Underside, showing the tiny legs
A large mealy bug, Monophlebulus sp. walking.
Of the Family Margarodidae.
Video Monophlebulus by dnatheist (Alan Couch)
Since there doesn’t seem to be an easy way to retitle submissions, I’ll have to link to it here.
Female Monophlebulus Mealybugs, or Giant Coccids (Fam. Margarodidae) are very large mealybugs, orange or yellow with black markings, and are most often covered in white fluff. They lack any visible legs or antennae or wings, at least when viewed from above. The males look like much more ordinary insects, with dark wings and long fluffy antennae, but still with white fluff.

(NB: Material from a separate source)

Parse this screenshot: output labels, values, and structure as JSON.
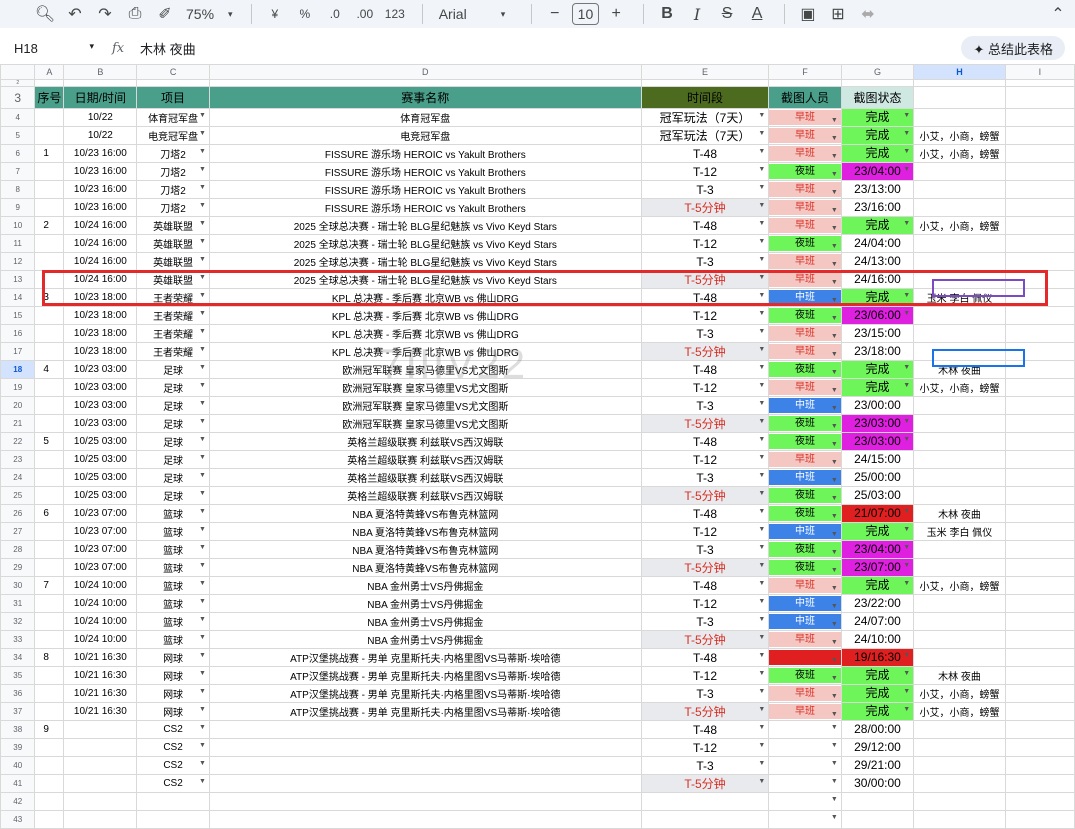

Found this little guy crawling around at a truck stop at Pheasants Nest, NSW. An insect buff friend from the US suggested Cassidinae (tortoise and leaf-mining beetles) larva, but from a quick look, yes larval forms look similar, but this one was 2cm long and much bigger and certainly not this colour. Any help would be appreciated. Cheers
Snowball Large Mealybug, Monophlebulus sp., Fam. Margarodidae :)
Pity I can’t title the post #446
Portrait of a Blue Skimmer, Orthetrum caledonicum.
Mason’s Gardens, Perth
Blue Skimmer - Orthetrum caledonicum - a large and fairly common Aussie dragonfly. Also found on neighbouring islands, including New Caledonia, hence the name. Males have a blue powder coat. Females are black and yellow.
#279 on the List. Baldivis, Perth
Got home from the cinema on Friday night to find this - ants moving house.
Every year, as we leave the long dry summer and enter the few short months when we might actually get some rain if we’re lucky, some of local species move - abandoning their underground nests and moving their eggs, larvae, pupa and future kings and queens up into roof cavities, wall spaces, and so on, where they can keep dry.
I don’t begrudge them the refuge. It’s not like they’re going to do any damage, but I do hope they don’t cook in the sweltering heat up there.